God’s love is unconditional — we can never lose it no matter what we do. But, God through the Jewish Scriptures and through Jesus, makes it clear that God’s forgiveness is conditional — it rests on our ability to forgive others. Jesus even follows the Our Father up with a clause about how we’ll only be forgiven if we forgive. Why do you think God puts so much emphasis on our ability to forgive? Why is it important? What happens to our hearts when we hold on to anger? What happens to our hearts when we let things go? What is the difference between seeking justice (which is really, really important), and seeking vengeance?
Jesus makes a point to say that, when we forgive, we must forgive, “from your heart.” While the process of forgiveness begins with an act of the will; a choice to let the thing go, it can’t be a purely intellectual activity. God wants our heart involved. How do you move from the choice to forgive to the letting go and the healing that takes place in your heart when you truly forgive? How do you know when you have effectively forgiven someone?
A little lectio
The ancient practice of prayerfully reflecting on bits of Scripture is known as lectio divina. Want to try it out with your family? Head over to Lectio Divina for Kids to find out how to adapt this prayer practice for your kids.
A little Bible study
Want to do a little Bible study with your kids? Here are some tips:
- During Ordinary Time, the Church pairs the Old Testament and New Testament readings in a way that each sheds light on the other. Ask your kids to look for the common theme connecting the two readings. (Sometimes it’s obvious, sometimes it is subtle.) How does the “dialogue” between the readings help you understand them better?

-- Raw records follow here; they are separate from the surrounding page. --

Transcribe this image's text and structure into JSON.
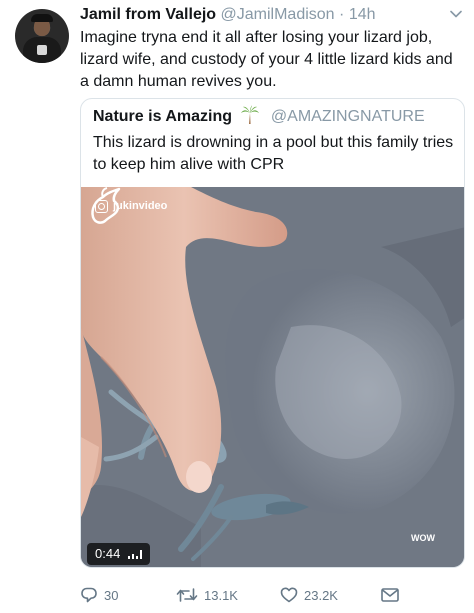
{
  "tweet": {
    "author_name": "Jamil from Vallejo",
    "author_handle": "@JamilMadison",
    "separator": "·",
    "time": "14h",
    "text": "Imagine tryna end it all after losing your lizard job, lizard wife, and custody of your 4 little lizard kids and a damn human revives you.",
    "avatar_icon": "profile-photo"
  },
  "quoted_tweet": {
    "author_name": "Nature is Amazing",
    "author_emoji_icon": "palm-tree-icon",
    "author_handle": "@AMAZINGNATURE",
    "text": "This lizard is drowning in a pool but this family tries to keep him alive with CPR",
    "video": {
      "watermark": "jukinvideo",
      "watermark_icon": "instagram-icon",
      "duration": "0:44",
      "volume_icon": "volume-bars-icon",
      "brand_label": "WOW",
      "brand_icon": "goat-icon"
    }
  },
  "actions": {
    "reply_count": "30",
    "retweet_count": "13.1K",
    "like_count": "23.2K",
    "reply_icon": "reply-icon",
    "retweet_icon": "retweet-icon",
    "like_icon": "heart-icon",
    "dm_icon": "envelope-icon"
  },
  "colors": {
    "text": "#14171a",
    "secondary": "#8899a6",
    "action": "#657786",
    "border": "#dce3e8"
  }
}
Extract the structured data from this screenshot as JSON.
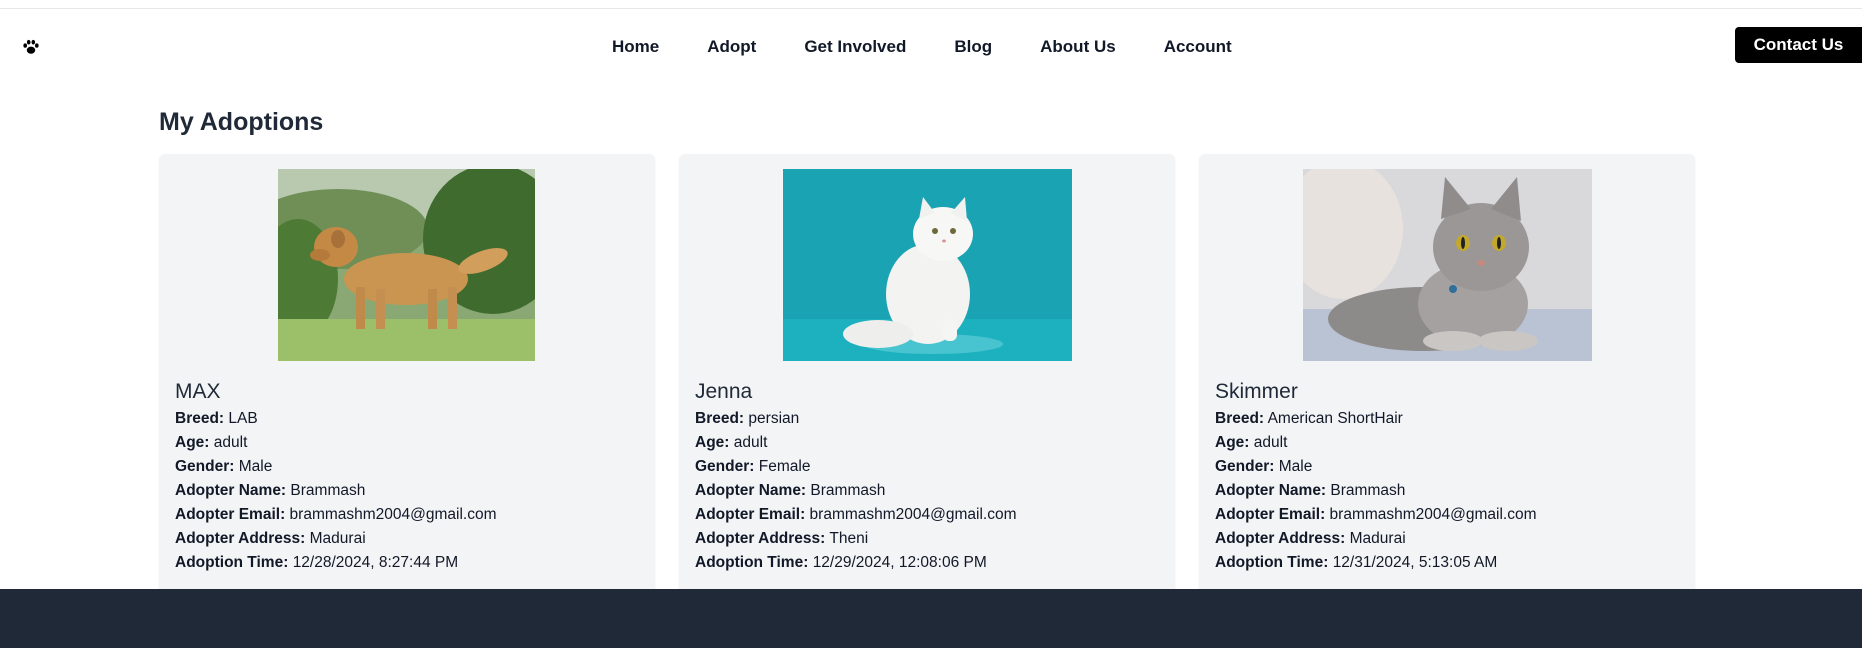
{
  "nav": {
    "logo_icon": "paw-icon",
    "links": [
      "Home",
      "Adopt",
      "Get Involved",
      "Blog",
      "About Us",
      "Account"
    ],
    "contact_label": "Contact Us"
  },
  "page": {
    "title": "My Adoptions"
  },
  "labels": {
    "breed": "Breed:",
    "age": "Age:",
    "gender": "Gender:",
    "adopter_name": "Adopter Name:",
    "adopter_email": "Adopter Email:",
    "adopter_address": "Adopter Address:",
    "adoption_time": "Adoption Time:"
  },
  "adoptions": [
    {
      "name": "MAX",
      "image": "golden-retriever-photo",
      "breed": "LAB",
      "age": "adult",
      "gender": "Male",
      "adopter_name": "Brammash",
      "adopter_email": "brammashm2004@gmail.com",
      "adopter_address": "Madurai",
      "adoption_time": "12/28/2024, 8:27:44 PM"
    },
    {
      "name": "Jenna",
      "image": "white-persian-cat-photo",
      "breed": "persian",
      "age": "adult",
      "gender": "Female",
      "adopter_name": "Brammash",
      "adopter_email": "brammashm2004@gmail.com",
      "adopter_address": "Theni",
      "adoption_time": "12/29/2024, 12:08:06 PM"
    },
    {
      "name": "Skimmer",
      "image": "tabby-shorthair-cat-photo",
      "breed": "American ShortHair",
      "age": "adult",
      "gender": "Male",
      "adopter_name": "Brammash",
      "adopter_email": "brammashm2004@gmail.com",
      "adopter_address": "Madurai",
      "adoption_time": "12/31/2024, 5:13:05 AM"
    }
  ],
  "colors": {
    "footer": "#1f2937",
    "card": "#f3f4f6",
    "contact_button": "#000000"
  }
}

- Get a New American Bible, Revised Edition, and take a look at the footnotes for these readings. How do they change your understanding of what is going on?
- Take a look at the context for the readings—what happens before, or after?
- Read the NABRE’s introduction to the book of the Bible that the readings are taken from. How does that help you understand the readings?
- If you don’t have a copy of the NABRE at home, you can view it online at the USCCB website at the Daily Readings web page. (The link will take you to today’s reading; click forward or backward on the dates to get to Sunday’s readings.)
For even more resources for breaking open this Sunday’s readings, head over to The Sunday Website.
The image for Breaking Open the Word at Home is taken from a 17th century illuminated manuscript by an anonymous (but very talented) artist. The text is from the beginning of the Book of Sirach, chapter 1, verses 1-12, which begins: “All wisdom is from the Lord and remains with him forever.”